▶ _ACTIVITY_:
Where does the string "JSON" occur in the records? Copy each line that holds it.
·····
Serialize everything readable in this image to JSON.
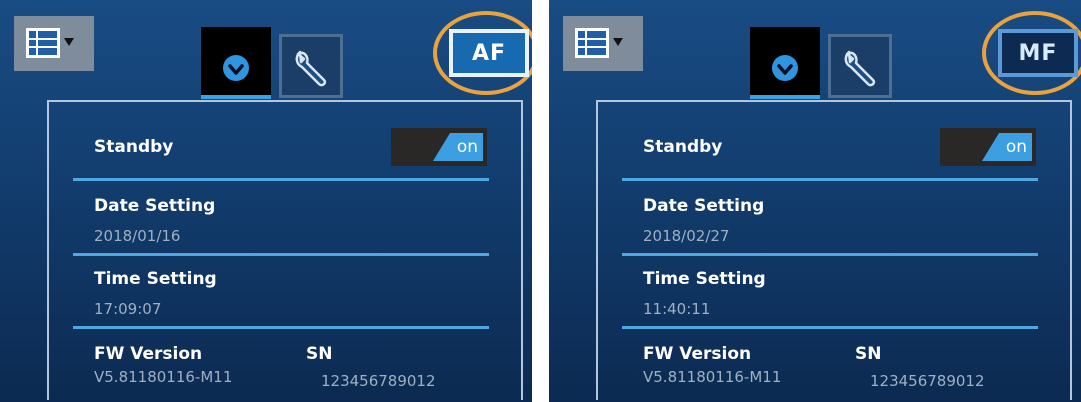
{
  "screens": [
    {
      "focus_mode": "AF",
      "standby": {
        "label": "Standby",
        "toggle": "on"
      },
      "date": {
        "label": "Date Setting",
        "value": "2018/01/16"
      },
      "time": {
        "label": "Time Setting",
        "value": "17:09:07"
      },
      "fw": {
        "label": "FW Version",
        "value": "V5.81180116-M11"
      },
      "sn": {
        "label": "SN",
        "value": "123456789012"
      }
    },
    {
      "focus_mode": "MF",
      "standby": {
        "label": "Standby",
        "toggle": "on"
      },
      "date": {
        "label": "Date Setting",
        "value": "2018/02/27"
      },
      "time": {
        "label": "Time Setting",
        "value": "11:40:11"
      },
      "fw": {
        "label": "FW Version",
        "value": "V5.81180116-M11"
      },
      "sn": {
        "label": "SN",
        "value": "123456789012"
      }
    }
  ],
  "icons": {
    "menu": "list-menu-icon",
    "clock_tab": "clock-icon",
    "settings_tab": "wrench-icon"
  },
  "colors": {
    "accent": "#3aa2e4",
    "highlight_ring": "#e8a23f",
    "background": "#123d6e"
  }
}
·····
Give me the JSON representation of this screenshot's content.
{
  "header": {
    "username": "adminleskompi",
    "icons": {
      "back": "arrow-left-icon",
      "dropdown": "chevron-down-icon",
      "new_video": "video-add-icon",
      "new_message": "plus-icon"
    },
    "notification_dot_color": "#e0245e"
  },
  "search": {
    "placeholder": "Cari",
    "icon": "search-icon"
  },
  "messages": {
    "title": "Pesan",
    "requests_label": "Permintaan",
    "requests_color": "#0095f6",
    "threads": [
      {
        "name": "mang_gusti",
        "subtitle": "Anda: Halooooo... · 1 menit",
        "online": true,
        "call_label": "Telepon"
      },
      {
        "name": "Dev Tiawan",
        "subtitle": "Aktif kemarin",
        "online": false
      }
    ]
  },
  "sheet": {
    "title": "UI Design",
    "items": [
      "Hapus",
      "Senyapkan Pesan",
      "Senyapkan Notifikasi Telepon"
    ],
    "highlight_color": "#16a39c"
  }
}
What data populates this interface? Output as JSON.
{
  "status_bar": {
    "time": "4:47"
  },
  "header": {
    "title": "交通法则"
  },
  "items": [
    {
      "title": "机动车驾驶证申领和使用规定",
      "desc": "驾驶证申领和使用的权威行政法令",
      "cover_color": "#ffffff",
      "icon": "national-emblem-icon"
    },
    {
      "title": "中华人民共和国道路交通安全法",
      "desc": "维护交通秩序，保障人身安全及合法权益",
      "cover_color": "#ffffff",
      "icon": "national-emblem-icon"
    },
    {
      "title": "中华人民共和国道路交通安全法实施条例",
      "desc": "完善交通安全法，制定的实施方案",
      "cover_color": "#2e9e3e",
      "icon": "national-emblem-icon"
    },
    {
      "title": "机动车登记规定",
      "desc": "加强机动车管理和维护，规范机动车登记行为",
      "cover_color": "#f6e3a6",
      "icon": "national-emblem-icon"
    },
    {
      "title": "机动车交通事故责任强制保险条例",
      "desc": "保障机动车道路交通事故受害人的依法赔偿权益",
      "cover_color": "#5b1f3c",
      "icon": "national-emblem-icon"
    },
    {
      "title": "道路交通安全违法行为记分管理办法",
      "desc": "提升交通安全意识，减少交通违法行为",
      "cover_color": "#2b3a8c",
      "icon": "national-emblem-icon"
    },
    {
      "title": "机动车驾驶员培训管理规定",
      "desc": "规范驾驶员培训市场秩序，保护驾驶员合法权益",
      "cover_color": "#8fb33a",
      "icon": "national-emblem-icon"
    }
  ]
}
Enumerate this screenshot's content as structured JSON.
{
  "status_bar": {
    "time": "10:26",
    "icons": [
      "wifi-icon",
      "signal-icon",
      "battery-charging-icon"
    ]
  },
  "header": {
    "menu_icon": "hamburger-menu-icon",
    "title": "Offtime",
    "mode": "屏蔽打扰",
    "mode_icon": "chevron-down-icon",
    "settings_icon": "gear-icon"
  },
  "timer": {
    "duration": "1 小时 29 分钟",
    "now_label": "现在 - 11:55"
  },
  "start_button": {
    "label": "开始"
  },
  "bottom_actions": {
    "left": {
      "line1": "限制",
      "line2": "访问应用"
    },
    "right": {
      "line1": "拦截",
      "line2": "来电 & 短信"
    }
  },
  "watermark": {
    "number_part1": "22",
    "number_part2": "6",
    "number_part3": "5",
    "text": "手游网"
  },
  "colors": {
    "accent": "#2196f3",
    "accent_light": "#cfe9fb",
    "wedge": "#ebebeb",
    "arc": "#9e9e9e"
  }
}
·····
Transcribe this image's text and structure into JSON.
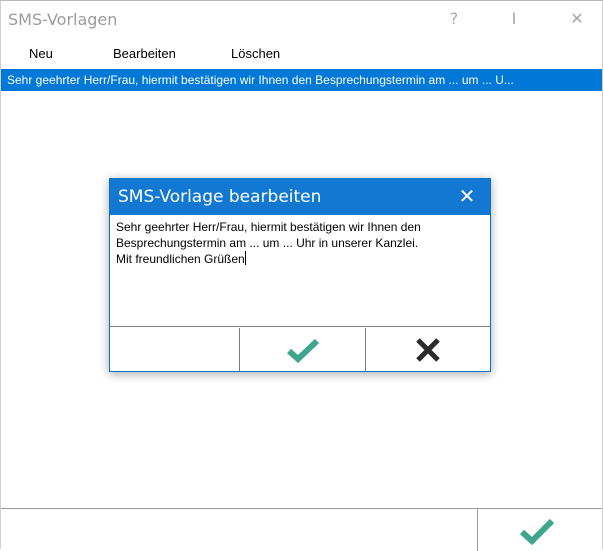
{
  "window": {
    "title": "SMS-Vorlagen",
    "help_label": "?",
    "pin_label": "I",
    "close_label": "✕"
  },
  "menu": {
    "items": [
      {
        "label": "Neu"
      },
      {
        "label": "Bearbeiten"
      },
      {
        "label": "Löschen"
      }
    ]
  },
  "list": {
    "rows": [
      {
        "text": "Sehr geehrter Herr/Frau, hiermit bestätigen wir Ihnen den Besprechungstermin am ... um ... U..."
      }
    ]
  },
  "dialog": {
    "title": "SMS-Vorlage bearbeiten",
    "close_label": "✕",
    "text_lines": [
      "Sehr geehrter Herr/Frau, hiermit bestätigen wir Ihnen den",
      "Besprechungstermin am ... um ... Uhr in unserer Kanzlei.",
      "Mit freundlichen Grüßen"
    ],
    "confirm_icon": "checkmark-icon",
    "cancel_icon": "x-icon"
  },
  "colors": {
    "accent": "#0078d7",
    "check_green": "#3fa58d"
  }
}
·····
▶ _RESPONSE TO THIS TASK_:
Serialize everything readable in this image to JSON.
Give me the JSON representation of this screenshot's content.
What data populates this interface? Output as JSON.
Enumerate this screenshot's content as structured JSON.
Transcribe this image's text and structure into JSON.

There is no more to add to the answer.